Is UC in the Cloud Right for You?

Public vs. Private Cloud

Is UC in the Cloud Right for You?

By TMCnet Special Guest
Martin Northend, Marketing Director, OpenScape Cloud Services, Siemens Enterprise Communications
  |  August 03, 2012

Unified communications (UC) has opened up a new world of productivity for today’s businesses. With all the different ways we have to share information now – voice, video and Web collaboration – managing all these tools within a single interface is critical for efficiency and speed.

But there are several options for deployment. On-premises technology implementations have always been the norm, but now we can also choose to build a private cloud, utilize a public cloud service, or even create a hybrid cloud.

With all these choices, how do you know what deployment model will work best for you? The following questions can point you in the right direction:

  • How much ownership and control do you need over your UC deployment? How comfortable are you allowing other businesses to manage your communications? If you don’t mind relinquishing control, a public cloud may be a great way to get the service you need. But if control is an issue, or you have strict regulatory requirements, you might opt for an on-premises or private cloud solution.
  • What kind of capital investment can you commit to your communications system? When it comes to cost, an on-premises system will require the greatest initial investment, whereas public cloud deployments are generally billed on a regular cycle without any significant initial outlay of capital.
  • How much in-house technical skill do you have?
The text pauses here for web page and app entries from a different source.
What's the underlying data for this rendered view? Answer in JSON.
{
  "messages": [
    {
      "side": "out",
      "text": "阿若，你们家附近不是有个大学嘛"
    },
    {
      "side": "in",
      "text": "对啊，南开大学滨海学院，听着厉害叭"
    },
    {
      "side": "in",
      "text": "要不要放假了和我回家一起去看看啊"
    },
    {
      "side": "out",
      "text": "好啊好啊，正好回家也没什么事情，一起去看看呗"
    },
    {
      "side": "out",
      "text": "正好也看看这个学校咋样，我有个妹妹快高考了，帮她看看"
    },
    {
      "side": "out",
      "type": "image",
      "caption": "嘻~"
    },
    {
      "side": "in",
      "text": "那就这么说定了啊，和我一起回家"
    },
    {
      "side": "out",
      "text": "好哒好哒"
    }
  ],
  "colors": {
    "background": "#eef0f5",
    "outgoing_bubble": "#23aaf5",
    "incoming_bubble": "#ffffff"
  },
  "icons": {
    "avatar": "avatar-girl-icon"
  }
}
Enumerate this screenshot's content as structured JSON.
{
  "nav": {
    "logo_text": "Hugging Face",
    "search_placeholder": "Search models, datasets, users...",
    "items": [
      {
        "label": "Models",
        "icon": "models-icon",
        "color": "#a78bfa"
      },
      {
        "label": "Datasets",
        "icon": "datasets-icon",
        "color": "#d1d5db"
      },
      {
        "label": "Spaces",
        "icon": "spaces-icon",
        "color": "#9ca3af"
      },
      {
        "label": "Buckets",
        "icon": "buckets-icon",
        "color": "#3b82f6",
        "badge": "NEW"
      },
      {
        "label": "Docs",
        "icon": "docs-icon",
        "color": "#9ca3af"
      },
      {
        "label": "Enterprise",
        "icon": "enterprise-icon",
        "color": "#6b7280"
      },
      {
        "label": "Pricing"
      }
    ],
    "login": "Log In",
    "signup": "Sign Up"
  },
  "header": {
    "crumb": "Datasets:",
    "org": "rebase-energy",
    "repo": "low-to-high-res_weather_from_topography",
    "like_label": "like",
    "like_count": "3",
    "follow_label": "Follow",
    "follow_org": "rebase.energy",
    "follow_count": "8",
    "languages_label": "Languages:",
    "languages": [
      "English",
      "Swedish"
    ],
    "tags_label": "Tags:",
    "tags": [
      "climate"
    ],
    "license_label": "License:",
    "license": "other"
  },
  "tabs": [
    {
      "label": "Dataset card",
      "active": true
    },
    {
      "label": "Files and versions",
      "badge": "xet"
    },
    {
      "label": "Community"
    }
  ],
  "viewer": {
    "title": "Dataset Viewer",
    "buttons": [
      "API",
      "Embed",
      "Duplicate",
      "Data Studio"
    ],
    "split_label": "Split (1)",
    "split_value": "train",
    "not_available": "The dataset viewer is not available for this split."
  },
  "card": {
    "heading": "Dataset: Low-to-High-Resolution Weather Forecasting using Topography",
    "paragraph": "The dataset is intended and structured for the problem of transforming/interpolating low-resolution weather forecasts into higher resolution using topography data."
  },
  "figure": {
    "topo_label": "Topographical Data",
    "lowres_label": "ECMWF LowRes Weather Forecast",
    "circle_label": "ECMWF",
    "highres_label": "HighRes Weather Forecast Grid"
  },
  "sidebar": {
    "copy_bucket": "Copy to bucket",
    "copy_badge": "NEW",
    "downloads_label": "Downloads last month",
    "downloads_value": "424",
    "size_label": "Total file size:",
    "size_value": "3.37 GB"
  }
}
For businesses with significant internal IT resources, implementing a private cloud-based UC solution may be the ideal strategy. Those with minimal expertise or few staff may find it more cost-effective to allow an outside vendor to manage the system via public cloud.
  • What are your needs in terms of scale and diversity? The number of sites using the system, and the variety of users and communications configurations needed, can help determine whether an in-house UC system will be sufficient. If you have several sites that need service, and a large number of differing configurations to maintain, a cloud system may be better. For a single site with little variation in the needs of users, an on-premises could be the best.

Answering these questions will help you choose the ideal UC deployment scenario for your business. Let’s explore some other advantages and disadvantages to consider with each of the deployment models:

On-premises deployment: This option gives the greatest opportunity to manage the hardware and software. There is also a perception that security is the best with an on-premises system, but there can be flaws in a PBX (News - Alert) system that can be exploited as you modify the code. Regardless, it’s important to conduct a thorough evaluation of security options for whatever model you choose. You should also consider the length of contract with vendors, and upgrade cycles. And maintenance costs as a part of regular IT duties are often overlooked and may increase total costs.

Public cloud: A public cloud offers the advantage of fast deployment, with no need to test the integration of new hardware and software within the existing IT environment. Contracts are also typically shorter, and regular upgrades are incorporated as a part of the service. It’s important, however, to establish an SLA that will provide you with your required level of service and adequate security. Certain features are also more cost-effective when rented from a cloud provider rather than being purchased, such as if only a few employees need video conferencing capabilities.

Private cloud: This provides some of the benefits of the cloud with the responsibilities of ownership. While you have control over the infrastructure, you will need to keep up with the latest vendor releases, which will require some IT resources.

Hybrid cloud: For some organizations, a hybrid cloud will best suit their needs. In this case, the cloud would essentially operate in layers. The inner layers would be more confidential operational core applications, while the outer layers would contain the applications that need to be accessed from outside the corporate network through the public cloud, such as sales or email. This provides a balance between security and flexibility.

There’s a great variety of deployments available as you consider the best way to implement your UC system. Before committing to a specific on-premises or cloud system, take the time to carefully evaluate your needs and weigh the advantages of each model. One additional consideration is that as you evaluate vendors, be sure to find one that uses the same technology for on-premises and cloud solutions, which will allow you to modify your deployment later, if necessary. By making the correct decision for your business, you will be able to benefit immediately from all that unified communications has to offer, and improve employee productivity.

Edited by Braden Becker